**PROBLEM**
Output the listing in full. Every line stays exactly as it is.

^^^^

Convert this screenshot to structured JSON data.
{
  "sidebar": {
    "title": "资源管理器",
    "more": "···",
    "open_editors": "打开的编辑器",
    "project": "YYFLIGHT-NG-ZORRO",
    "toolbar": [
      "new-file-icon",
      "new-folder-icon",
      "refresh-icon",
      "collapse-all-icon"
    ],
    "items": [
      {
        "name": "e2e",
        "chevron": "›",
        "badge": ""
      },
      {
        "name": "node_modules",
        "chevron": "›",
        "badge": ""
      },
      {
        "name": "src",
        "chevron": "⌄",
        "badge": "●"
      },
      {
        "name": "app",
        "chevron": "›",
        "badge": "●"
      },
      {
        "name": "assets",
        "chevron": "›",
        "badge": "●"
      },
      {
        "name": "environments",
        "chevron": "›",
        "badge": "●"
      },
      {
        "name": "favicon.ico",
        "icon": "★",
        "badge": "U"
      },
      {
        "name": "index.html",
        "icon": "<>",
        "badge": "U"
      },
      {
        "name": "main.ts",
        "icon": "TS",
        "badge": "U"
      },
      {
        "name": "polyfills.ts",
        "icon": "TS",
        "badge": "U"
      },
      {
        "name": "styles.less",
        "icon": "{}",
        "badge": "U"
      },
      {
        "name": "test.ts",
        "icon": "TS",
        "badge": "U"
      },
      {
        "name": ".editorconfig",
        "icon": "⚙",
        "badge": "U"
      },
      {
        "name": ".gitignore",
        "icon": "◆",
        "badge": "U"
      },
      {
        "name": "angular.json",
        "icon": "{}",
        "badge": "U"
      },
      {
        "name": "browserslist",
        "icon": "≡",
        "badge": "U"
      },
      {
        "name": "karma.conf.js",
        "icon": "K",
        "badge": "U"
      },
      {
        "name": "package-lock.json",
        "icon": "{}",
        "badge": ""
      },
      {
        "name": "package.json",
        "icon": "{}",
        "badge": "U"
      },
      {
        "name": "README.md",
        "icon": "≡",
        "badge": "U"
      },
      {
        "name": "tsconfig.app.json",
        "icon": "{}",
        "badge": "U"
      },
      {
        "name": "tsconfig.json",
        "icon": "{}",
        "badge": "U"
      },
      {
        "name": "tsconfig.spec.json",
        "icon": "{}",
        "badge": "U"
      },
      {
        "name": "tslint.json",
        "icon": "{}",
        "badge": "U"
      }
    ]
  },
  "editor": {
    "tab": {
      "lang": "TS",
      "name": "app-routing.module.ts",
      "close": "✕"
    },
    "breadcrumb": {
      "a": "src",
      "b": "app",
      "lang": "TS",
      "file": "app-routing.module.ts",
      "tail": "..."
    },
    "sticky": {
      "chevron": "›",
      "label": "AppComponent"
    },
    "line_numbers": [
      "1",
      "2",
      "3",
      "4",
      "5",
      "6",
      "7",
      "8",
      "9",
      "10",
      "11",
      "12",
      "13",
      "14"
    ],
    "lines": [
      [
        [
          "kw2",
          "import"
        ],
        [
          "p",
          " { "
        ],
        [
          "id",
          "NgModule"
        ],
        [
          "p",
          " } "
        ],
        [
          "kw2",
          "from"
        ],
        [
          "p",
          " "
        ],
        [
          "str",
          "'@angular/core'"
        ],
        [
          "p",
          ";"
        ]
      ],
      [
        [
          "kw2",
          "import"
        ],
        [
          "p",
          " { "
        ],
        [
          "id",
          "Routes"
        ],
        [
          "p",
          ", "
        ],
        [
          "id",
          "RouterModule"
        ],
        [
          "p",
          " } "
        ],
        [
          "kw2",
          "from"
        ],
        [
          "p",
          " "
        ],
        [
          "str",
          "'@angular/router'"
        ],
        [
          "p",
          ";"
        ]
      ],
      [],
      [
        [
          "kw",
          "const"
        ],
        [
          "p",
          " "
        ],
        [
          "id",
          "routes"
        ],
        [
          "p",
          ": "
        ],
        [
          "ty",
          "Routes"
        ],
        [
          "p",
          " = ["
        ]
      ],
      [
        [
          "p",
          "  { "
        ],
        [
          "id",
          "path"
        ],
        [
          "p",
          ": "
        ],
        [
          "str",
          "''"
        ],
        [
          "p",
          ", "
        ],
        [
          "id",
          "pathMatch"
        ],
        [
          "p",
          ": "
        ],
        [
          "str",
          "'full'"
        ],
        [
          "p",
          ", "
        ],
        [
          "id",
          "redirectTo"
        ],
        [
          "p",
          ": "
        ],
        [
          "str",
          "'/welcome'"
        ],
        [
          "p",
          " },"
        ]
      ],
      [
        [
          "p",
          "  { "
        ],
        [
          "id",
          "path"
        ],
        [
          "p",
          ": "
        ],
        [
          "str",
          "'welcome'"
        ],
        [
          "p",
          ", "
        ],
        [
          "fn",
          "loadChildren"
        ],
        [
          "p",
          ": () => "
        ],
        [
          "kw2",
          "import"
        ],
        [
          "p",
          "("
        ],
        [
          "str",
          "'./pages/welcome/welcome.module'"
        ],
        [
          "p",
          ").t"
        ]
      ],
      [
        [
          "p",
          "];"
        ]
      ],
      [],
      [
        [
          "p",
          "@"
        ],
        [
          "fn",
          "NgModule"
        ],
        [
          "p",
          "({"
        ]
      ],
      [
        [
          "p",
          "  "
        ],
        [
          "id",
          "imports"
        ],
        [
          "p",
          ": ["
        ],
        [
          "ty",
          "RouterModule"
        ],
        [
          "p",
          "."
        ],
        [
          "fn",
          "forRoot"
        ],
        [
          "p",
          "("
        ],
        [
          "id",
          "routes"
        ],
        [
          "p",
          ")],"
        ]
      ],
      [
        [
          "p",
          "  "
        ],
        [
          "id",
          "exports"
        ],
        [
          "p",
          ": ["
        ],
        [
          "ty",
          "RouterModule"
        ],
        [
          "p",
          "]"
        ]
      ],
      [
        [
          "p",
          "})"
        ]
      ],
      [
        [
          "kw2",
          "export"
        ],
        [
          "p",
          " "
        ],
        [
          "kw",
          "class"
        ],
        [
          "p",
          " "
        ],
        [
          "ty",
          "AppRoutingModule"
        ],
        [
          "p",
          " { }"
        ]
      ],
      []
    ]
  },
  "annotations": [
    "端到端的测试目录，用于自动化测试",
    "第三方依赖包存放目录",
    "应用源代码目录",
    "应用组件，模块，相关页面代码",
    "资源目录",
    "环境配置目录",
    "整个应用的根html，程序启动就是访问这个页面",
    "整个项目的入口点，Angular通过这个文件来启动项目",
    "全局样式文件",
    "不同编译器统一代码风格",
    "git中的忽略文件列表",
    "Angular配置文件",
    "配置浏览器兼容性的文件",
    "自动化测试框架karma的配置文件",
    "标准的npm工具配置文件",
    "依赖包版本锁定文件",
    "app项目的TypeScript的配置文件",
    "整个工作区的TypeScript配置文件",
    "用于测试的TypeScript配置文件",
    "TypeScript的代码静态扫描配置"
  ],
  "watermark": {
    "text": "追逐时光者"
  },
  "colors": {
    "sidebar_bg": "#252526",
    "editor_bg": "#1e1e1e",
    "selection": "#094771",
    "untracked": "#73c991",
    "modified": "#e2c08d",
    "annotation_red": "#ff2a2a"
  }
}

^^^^

**REPLY**
Convert this screenshot to structured JSON data.
{
  "sidebar": {
    "title": "资源管理器",
    "more": "···",
    "open_editors": "打开的编辑器",
    "project": "YYFLIGHT-NG-ZORRO",
    "toolbar": [
      "new-file-icon",
      "new-folder-icon",
      "refresh-icon",
      "collapse-all-icon"
    ],
    "items": [
      {
        "name": "e2e",
        "chevron": "›",
        "badge": ""
      },
      {
        "name": "node_modules",
        "chevron": "›",
        "badge": ""
      },
      {
        "name": "src",
        "chevron": "⌄",
        "badge": "●"
      },
      {
        "name": "app",
        "chevron": "›",
        "badge": "●"
      },
      {
        "name": "assets",
        "chevron": "›",
        "badge": "●"
      },
      {
        "name": "environments",
        "chevron": "›",
        "badge": "●"
      },
      {
        "name": "favicon.ico",
        "icon": "★",
        "badge": "U"
      },
      {
        "name": "index.html",
        "icon": "<>",
        "badge": "U"
      },
      {
        "name": "main.ts",
        "icon": "TS",
        "badge": "U"
      },
      {
        "name": "polyfills.ts",
        "icon": "TS",
        "badge": "U"
      },
      {
        "name": "styles.less",
        "icon": "{}",
        "badge": "U"
      },
      {
        "name": "test.ts",
        "icon": "TS",
        "badge": "U"
      },
      {
        "name": ".editorconfig",
        "icon": "⚙",
        "badge": "U"
      },
      {
        "name": ".gitignore",
        "icon": "◆",
        "badge": "U"
      },
      {
        "name": "angular.json",
        "icon": "{}",
        "badge": "U"
      },
      {
        "name": "browserslist",
        "icon": "≡",
        "badge": "U"
      },
      {
        "name": "karma.conf.js",
        "icon": "K",
        "badge": "U"
      },
      {
        "name": "package-lock.json",
        "icon": "{}",
        "badge": ""
      },
      {
        "name": "package.json",
        "icon": "{}",
        "badge": "U"
      },
      {
        "name": "README.md",
        "icon": "≡",
        "badge": "U"
      },
      {
        "name": "tsconfig.app.json",
        "icon": "{}",
        "badge": "U"
      },
      {
        "name": "tsconfig.json",
        "icon": "{}",
        "badge": "U"
      },
      {
        "name": "tsconfig.spec.json",
        "icon": "{}",
        "badge": "U"
      },
      {
        "name": "tslint.json",
        "icon": "{}",
        "badge": "U"
      }
    ]
  },
  "editor": {
    "tab": {
      "lang": "TS",
      "name": "app-routing.module.ts",
      "close": "✕"
    },
    "breadcrumb": {
      "a": "src",
      "b": "app",
      "lang": "TS",
      "file": "app-routing.module.ts",
      "tail": "..."
    },
    "sticky": {
      "chevron": "›",
      "label": "AppComponent"
    },
    "line_numbers": [
      "1",
      "2",
      "3",
      "4",
      "5",
      "6",
      "7",
      "8",
      "9",
      "10",
      "11",
      "12",
      "13",
      "14"
    ],
    "lines": [
      [
        [
          "kw2",
          "import"
        ],
        [
          "p",
          " { "
        ],
        [
          "id",
          "NgModule"
        ],
        [
          "p",
          " } "
        ],
        [
          "kw2",
          "from"
        ],
        [
          "p",
          " "
        ],
        [
          "str",
          "'@angular/core'"
        ],
        [
          "p",
          ";"
        ]
      ],
      [
        [
          "kw2",
          "import"
        ],
        [
          "p",
          " { "
        ],
        [
          "id",
          "Routes"
        ],
        [
          "p",
          ", "
        ],
        [
          "id",
          "RouterModule"
        ],
        [
          "p",
          " } "
        ],
        [
          "kw2",
          "from"
        ],
        [
          "p",
          " "
        ],
        [
          "str",
          "'@angular/router'"
        ],
        [
          "p",
          ";"
        ]
      ],
      [],
      [
        [
          "kw",
          "const"
        ],
        [
          "p",
          " "
        ],
        [
          "id",
          "routes"
        ],
        [
          "p",
          ": "
        ],
        [
          "ty",
          "Routes"
        ],
        [
          "p",
          " = ["
        ]
      ],
      [
        [
          "p",
          "  { "
        ],
        [
          "id",
          "path"
        ],
        [
          "p",
          ": "
        ],
        [
          "str",
          "''"
        ],
        [
          "p",
          ", "
        ],
        [
          "id",
          "pathMatch"
        ],
        [
          "p",
          ": "
        ],
        [
          "str",
          "'full'"
        ],
        [
          "p",
          ", "
        ],
        [
          "id",
          "redirectTo"
        ],
        [
          "p",
          ": "
        ],
        [
          "str",
          "'/welcome'"
        ],
        [
          "p",
          " },"
        ]
      ],
      [
        [
          "p",
          "  { "
        ],
        [
          "id",
          "path"
        ],
        [
          "p",
          ": "
        ],
        [
          "str",
          "'welcome'"
        ],
        [
          "p",
          ", "
        ],
        [
          "fn",
          "loadChildren"
        ],
        [
          "p",
          ": () => "
        ],
        [
          "kw2",
          "import"
        ],
        [
          "p",
          "("
        ],
        [
          "str",
          "'./pages/welcome/welcome.module'"
        ],
        [
          "p",
          ").t"
        ]
      ],
      [
        [
          "p",
          "];"
        ]
      ],
      [],
      [
        [
          "p",
          "@"
        ],
        [
          "fn",
          "NgModule"
        ],
        [
          "p",
          "({"
        ]
      ],
      [
        [
          "p",
          "  "
        ],
        [
          "id",
          "imports"
        ],
        [
          "p",
          ": ["
        ],
        [
          "ty",
          "RouterModule"
        ],
        [
          "p",
          "."
        ],
        [
          "fn",
          "forRoot"
        ],
        [
          "p",
          "("
        ],
        [
          "id",
          "routes"
        ],
        [
          "p",
          ")],"
        ]
      ],
      [
        [
          "p",
          "  "
        ],
        [
          "id",
          "exports"
        ],
        [
          "p",
          ": ["
        ],
        [
          "ty",
          "RouterModule"
        ],
        [
          "p",
          "]"
        ]
      ],
      [
        [
          "p",
          "})"
        ]
      ],
      [
        [
          "kw2",
          "export"
        ],
        [
          "p",
          " "
        ],
        [
          "kw",
          "class"
        ],
        [
          "p",
          " "
        ],
        [
          "ty",
          "AppRoutingModule"
        ],
        [
          "p",
          " { }"
        ]
      ],
      []
    ]
  },
  "annotations": [
    "端到端的测试目录，用于自动化测试",
    "第三方依赖包存放目录",
    "应用源代码目录",
    "应用组件，模块，相关页面代码",
    "资源目录",
    "环境配置目录",
    "整个应用的根html，程序启动就是访问这个页面",
    "整个项目的入口点，Angular通过这个文件来启动项目",
    "全局样式文件",
    "不同编译器统一代码风格",
    "git中的忽略文件列表",
    "Angular配置文件",
    "配置浏览器兼容性的文件",
    "自动化测试框架karma的配置文件",
    "标准的npm工具配置文件",
    "依赖包版本锁定文件",
    "app项目的TypeScript的配置文件",
    "整个工作区的TypeScript配置文件",
    "用于测试的TypeScript配置文件",
    "TypeScript的代码静态扫描配置"
  ],
  "watermark": {
    "text": "追逐时光者"
  },
  "colors": {
    "sidebar_bg": "#252526",
    "editor_bg": "#1e1e1e",
    "selection": "#094771",
    "untracked": "#73c991",
    "modified": "#e2c08d",
    "annotation_red": "#ff2a2a"
  }
}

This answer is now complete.